Health experts and advocates from across the state joined Spotlight PA on Thursday for a live reader Q&A event. Here are some of the most important takeaways.
The state is relying on a patchwork of individual health-care providers to create and manage their own scheduling, causing frustration among some residents.
Public schools across the Pittsburgh region pivoted to online learning over the past year to keep their students safe. But for students without reliable or affordable high-speed internet access, the new normal highlights the disparity in how internet services are provided across the commonwealth — and its cost.
With news that one COVID-19 vaccine is already being distributed at hospitals statewide, what is Pennsylvania’s plan for getting the vaccine out to the public?
During the three-week long mitigation period, extracurricular activities at schools, such as sports, plays, concerts and dances are suspended.
The new deaths, which ranged from Oct. 20 to Nov. 5, included a person in their 20s, two in their 70s and two in their 90s. Two of the five deaths occurred in long-term care facilities.
The Allegheny County Health Department [ACHD] reported 189 new COVID-19 infections Thursday and no new COVID-related fatalities. The newly reported cases bring the total count since March 14 to 16,599 infections.
After two amendments and two days of public testimonies, the PPS board voted Wednesday in favor of extending exclusive online learning for most students through Jan. 2021.
Federal coronavirus relief money made a big difference in Pennsylvania, but as it dries up, a second wave of closures could be coming.
Potential liability should students or staff become infected with COVID-19 at school is a top concern among some education leaders.
On the list of public health recommendations known to help stem the global coronavirus pandemic, mask-wearing and social distancing are at the top. Unfortunately, complying with these basic public health measures has become politicized, leading some folks to refuse to do either or both.

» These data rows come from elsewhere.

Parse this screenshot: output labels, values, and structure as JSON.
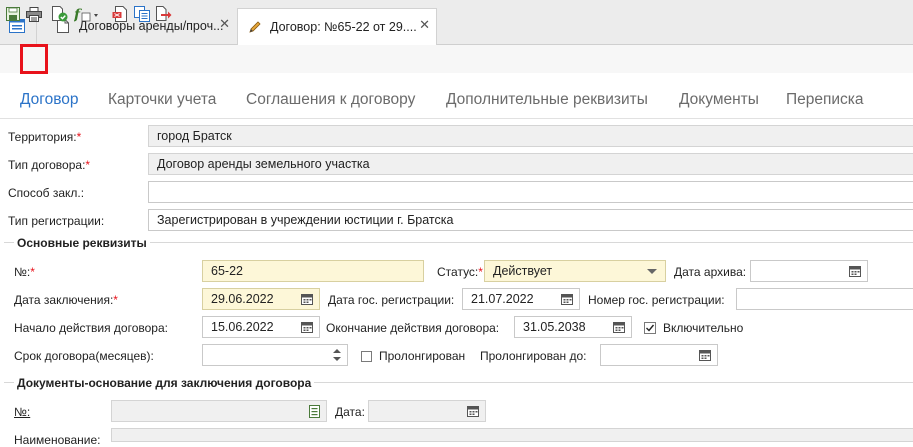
{
  "tabs": [
    {
      "label": "Договоры аренды/проч...",
      "icon": "document-icon"
    },
    {
      "label": "Договор: №65-22 от 29....",
      "icon": "pencil-icon"
    }
  ],
  "close_symbol": "✕",
  "nav": [
    "Договор",
    "Карточки учета",
    "Соглашения к договору",
    "Дополнительные реквизиты",
    "Документы",
    "Переписка"
  ],
  "form": {
    "territory": {
      "label": "Территория:",
      "value": "город Братск"
    },
    "contract_type": {
      "label": "Тип договора:",
      "value": "Договор аренды земельного участка"
    },
    "conclusion_method": {
      "label": "Способ закл.:",
      "value": ""
    },
    "registration_type": {
      "label": "Тип регистрации:",
      "value": "Зарегистрирован в учреждении юстиции г. Братска"
    }
  },
  "main": {
    "title": "Основные реквизиты",
    "number": {
      "label": "№:",
      "value": "65-22"
    },
    "status": {
      "label": "Статус:",
      "value": "Действует"
    },
    "archive_date": {
      "label": "Дата архива:",
      "value": ""
    },
    "conclusion_date": {
      "label": "Дата заключения:",
      "value": "29.06.2022"
    },
    "state_reg_date": {
      "label": "Дата гос. регистрации:",
      "value": "21.07.2022"
    },
    "state_reg_number": {
      "label": "Номер гос. регистрации:",
      "value": ""
    },
    "start_date": {
      "label": "Начало действия договора:",
      "value": "15.06.2022"
    },
    "end_date": {
      "label": "Окончание действия договора:",
      "value": "31.05.2038"
    },
    "inclusive": {
      "label": "Включительно",
      "checked": true
    },
    "term": {
      "label": "Срок договора(месяцев):",
      "value": ""
    },
    "prolonged": {
      "label": "Пролонгирован",
      "checked": false
    },
    "prolonged_until": {
      "label": "Пролонгирован до:",
      "value": ""
    }
  },
  "docs": {
    "title": "Документы-основание для заключения договора",
    "number": {
      "label": "№:",
      "value": ""
    },
    "date": {
      "label": "Дата:",
      "value": ""
    },
    "name": {
      "label": "Наименование:",
      "value": ""
    }
  },
  "required_mark": "*",
  "colors": {
    "accent": "#2b73c8",
    "highlight": "#e8121b",
    "required": "#e8121b",
    "yellow_field": "#fdf7d8"
  }
}
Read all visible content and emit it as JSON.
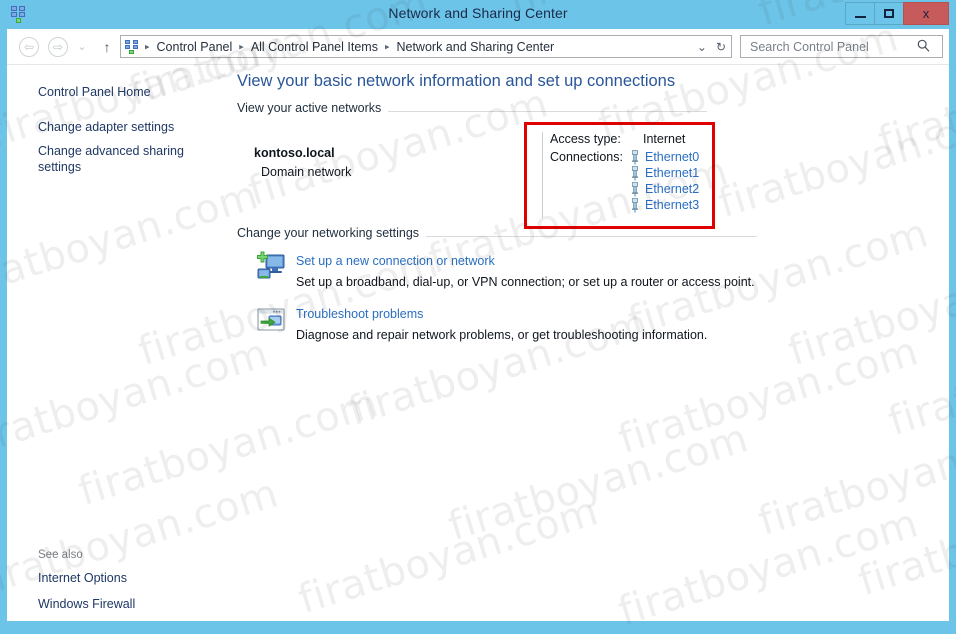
{
  "window": {
    "title": "Network and Sharing Center",
    "icon": "network-icon",
    "controls": {
      "minimize": "minimize-button",
      "maximize": "maximize-button",
      "close_label": "x"
    },
    "accent_color": "#6cc4e8",
    "close_color": "#c75b5b"
  },
  "navbar": {
    "back": "back-button",
    "forward": "forward-button",
    "recent": "v",
    "up": "↑",
    "path_icon": "network-icon",
    "breadcrumbs": [
      "Control Panel",
      "All Control Panel Items",
      "Network and Sharing Center"
    ],
    "separator": "▸",
    "dropdown": "⌄",
    "refresh": "↻"
  },
  "search": {
    "placeholder": "Search Control Panel",
    "value": "",
    "icon": "search-icon"
  },
  "sidebar": {
    "home": "Control Panel Home",
    "links": [
      "Change adapter settings",
      "Change advanced sharing settings"
    ],
    "see_also_label": "See also",
    "see_also": [
      "Internet Options",
      "Windows Firewall"
    ]
  },
  "main": {
    "heading": "View your basic network information and set up connections",
    "active_networks_section": "View your active networks",
    "network": {
      "name": "kontoso.local",
      "type": "Domain network",
      "access_type_label": "Access type:",
      "access_type_value": "Internet",
      "connections_label": "Connections:",
      "connections": [
        "Ethernet0",
        "Ethernet1",
        "Ethernet2",
        "Ethernet3"
      ]
    },
    "highlight_color": "#e00000",
    "change_settings_section": "Change your networking settings",
    "tasks": [
      {
        "icon": "new-connection-icon",
        "link": "Set up a new connection or network",
        "description": "Set up a broadband, dial-up, or VPN connection; or set up a router or access point."
      },
      {
        "icon": "troubleshoot-icon",
        "link": "Troubleshoot problems",
        "description": "Diagnose and repair network problems, or get troubleshooting information."
      }
    ]
  },
  "watermark": {
    "text": "firatboyan.com"
  }
}
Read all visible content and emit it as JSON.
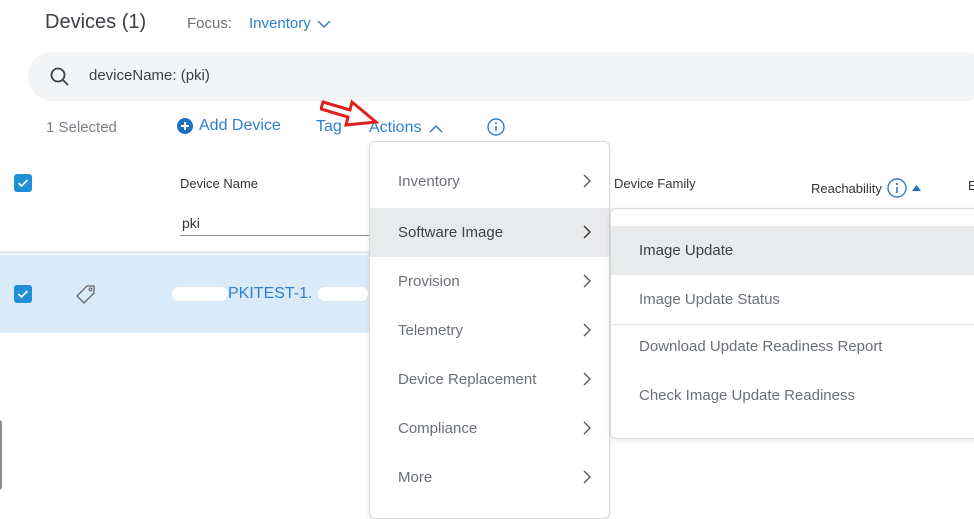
{
  "header": {
    "title": "Devices (1)",
    "focus_label": "Focus:",
    "focus_value": "Inventory"
  },
  "search": {
    "value": "deviceName: (pki)"
  },
  "toolbar": {
    "selected_count": "1 Selected",
    "add_device": "Add Device",
    "tag": "Tag",
    "actions": "Actions"
  },
  "table": {
    "columns": [
      "Device Name",
      "Device Family",
      "Reachability",
      "E"
    ],
    "filter_value": "pki",
    "rows": [
      {
        "device_name": "PKITEST-1.",
        "selected": true
      }
    ]
  },
  "actions_menu": {
    "items": [
      {
        "label": "Inventory"
      },
      {
        "label": "Software Image"
      },
      {
        "label": "Provision"
      },
      {
        "label": "Telemetry"
      },
      {
        "label": "Device Replacement"
      },
      {
        "label": "Compliance"
      },
      {
        "label": "More"
      }
    ],
    "active_index": 1
  },
  "software_image_submenu": {
    "items": [
      {
        "label": "Image Update"
      },
      {
        "label": "Image Update Status"
      },
      {
        "label": "Download Update Readiness Report"
      },
      {
        "label": "Check Image Update Readiness"
      }
    ],
    "active_index": 0
  },
  "colors": {
    "accent": "#2f7fd1",
    "checkbox": "#1f8fd6",
    "selected_row": "#d9eaf8",
    "annotation_arrow": "#e02020"
  }
}
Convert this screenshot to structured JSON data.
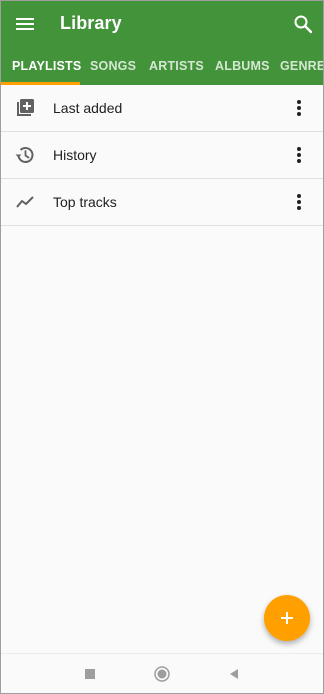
{
  "app": {
    "title": "Library",
    "primary_color": "#43933a",
    "accent_color": "#ffa000"
  },
  "toolbar": {
    "menu_icon": "hamburger-menu-icon",
    "search_icon": "search-icon"
  },
  "tabs": [
    {
      "label": "PLAYLISTS",
      "active": true
    },
    {
      "label": "SONGS",
      "active": false
    },
    {
      "label": "ARTISTS",
      "active": false
    },
    {
      "label": "ALBUMS",
      "active": false
    },
    {
      "label": "GENRES",
      "active": false
    }
  ],
  "playlists": [
    {
      "label": "Last added",
      "icon": "playlist-add-icon"
    },
    {
      "label": "History",
      "icon": "history-icon"
    },
    {
      "label": "Top tracks",
      "icon": "trending-up-icon"
    }
  ],
  "fab": {
    "icon": "plus-icon"
  },
  "navbar": {
    "items": [
      "recents-square-icon",
      "home-circle-icon",
      "back-triangle-icon"
    ]
  }
}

Advocates say the order, which puts evictions on ice until Aug. 31, gives the state’s new rental assistance program more time to reach those who need help.